Where a line below includes the word "shirt", copy that line.

-- Supplied data follows --

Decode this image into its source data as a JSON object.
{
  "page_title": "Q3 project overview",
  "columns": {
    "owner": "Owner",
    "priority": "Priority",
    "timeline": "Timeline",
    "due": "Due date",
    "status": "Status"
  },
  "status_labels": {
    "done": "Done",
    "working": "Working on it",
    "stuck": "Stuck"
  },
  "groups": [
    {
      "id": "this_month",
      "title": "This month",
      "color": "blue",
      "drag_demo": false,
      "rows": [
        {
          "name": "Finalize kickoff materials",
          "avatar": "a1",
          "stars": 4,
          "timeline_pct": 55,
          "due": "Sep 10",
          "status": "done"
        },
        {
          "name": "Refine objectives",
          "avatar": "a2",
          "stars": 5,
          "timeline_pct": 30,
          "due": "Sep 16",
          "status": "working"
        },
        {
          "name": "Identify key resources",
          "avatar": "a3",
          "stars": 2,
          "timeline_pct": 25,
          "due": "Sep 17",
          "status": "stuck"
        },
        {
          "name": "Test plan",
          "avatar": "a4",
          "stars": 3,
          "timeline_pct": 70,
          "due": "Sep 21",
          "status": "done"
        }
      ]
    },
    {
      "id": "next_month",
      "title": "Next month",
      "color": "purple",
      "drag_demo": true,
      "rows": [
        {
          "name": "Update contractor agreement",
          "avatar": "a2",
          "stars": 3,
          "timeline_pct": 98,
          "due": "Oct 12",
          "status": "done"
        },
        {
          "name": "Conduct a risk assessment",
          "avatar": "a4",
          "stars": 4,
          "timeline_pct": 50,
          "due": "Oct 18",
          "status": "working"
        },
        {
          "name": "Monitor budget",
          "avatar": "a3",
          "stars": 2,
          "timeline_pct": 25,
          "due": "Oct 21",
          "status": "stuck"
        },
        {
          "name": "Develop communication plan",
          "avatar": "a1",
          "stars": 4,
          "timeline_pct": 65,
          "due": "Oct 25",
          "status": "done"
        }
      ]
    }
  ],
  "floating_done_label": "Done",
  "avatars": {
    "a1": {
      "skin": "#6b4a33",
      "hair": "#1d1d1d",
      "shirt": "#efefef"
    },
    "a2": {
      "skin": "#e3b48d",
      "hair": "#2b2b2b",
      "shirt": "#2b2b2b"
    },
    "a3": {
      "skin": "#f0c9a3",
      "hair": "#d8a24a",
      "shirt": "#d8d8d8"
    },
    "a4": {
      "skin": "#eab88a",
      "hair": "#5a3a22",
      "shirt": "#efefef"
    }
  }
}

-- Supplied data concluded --

* **Task solution**
      "shirt": "#efefef"
      "shirt": "#2b2b2b"
      "shirt": "#d8d8d8"
      "shirt": "#efefef"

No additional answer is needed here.